→ **Task goal**: What you return must be every line below that includes the word "value".

-=-=-

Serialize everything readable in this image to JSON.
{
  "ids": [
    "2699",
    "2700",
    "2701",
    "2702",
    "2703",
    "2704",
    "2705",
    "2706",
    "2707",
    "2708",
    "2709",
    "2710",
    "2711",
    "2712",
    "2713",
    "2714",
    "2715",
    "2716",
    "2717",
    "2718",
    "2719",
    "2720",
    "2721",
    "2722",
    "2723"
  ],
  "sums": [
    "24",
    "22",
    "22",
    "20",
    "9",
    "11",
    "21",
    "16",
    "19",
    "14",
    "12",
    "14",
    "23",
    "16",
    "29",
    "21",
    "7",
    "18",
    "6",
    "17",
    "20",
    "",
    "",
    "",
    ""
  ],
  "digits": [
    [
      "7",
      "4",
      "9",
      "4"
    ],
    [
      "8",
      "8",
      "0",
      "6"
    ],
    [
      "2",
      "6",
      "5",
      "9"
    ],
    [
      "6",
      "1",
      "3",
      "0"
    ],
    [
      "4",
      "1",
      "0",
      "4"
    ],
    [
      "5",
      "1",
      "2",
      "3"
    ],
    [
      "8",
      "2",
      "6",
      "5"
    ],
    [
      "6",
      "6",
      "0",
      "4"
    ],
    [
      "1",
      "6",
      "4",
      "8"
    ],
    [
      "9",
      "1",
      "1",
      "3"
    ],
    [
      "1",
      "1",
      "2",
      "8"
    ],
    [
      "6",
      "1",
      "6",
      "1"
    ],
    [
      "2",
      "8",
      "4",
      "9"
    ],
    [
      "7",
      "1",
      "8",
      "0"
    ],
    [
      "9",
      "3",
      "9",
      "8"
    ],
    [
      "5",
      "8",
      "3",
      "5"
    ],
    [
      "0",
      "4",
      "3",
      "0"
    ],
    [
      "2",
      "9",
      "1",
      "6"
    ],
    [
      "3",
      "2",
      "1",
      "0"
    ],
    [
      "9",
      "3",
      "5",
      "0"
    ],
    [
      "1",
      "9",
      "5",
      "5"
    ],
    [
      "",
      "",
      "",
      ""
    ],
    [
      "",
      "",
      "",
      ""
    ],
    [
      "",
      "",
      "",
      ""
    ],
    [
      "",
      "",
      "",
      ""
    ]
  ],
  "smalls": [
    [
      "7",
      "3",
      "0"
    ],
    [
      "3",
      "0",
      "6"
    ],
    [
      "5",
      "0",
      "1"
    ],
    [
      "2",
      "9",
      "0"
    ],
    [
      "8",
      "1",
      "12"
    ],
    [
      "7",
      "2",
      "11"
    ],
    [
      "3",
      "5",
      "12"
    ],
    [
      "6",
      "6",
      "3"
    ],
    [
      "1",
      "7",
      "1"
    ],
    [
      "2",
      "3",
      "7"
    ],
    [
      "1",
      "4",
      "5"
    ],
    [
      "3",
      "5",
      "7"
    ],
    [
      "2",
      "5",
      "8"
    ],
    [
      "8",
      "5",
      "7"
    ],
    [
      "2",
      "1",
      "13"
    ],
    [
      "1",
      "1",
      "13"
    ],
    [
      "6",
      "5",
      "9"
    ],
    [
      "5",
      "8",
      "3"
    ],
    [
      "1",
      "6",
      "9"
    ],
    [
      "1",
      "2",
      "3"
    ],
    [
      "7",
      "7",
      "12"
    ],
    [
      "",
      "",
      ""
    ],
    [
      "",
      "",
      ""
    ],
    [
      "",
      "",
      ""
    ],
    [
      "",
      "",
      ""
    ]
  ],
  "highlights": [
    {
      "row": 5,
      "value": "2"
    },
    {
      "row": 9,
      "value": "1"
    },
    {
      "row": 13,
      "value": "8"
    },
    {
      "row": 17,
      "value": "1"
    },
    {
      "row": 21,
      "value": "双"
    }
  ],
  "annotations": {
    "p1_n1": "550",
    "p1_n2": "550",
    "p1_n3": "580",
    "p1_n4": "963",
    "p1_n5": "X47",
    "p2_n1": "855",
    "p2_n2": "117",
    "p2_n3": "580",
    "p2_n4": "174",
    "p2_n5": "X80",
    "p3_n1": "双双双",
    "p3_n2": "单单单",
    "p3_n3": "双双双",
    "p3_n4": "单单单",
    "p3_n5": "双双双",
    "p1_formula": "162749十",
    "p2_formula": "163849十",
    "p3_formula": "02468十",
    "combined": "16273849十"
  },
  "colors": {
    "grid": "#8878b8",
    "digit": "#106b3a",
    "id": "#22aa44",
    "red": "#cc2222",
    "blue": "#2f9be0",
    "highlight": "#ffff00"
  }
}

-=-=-

→ **Answer space**:
      "value": "2"
      "value": "1"
      "value": "8"
      "value": "1"
      "value": "双"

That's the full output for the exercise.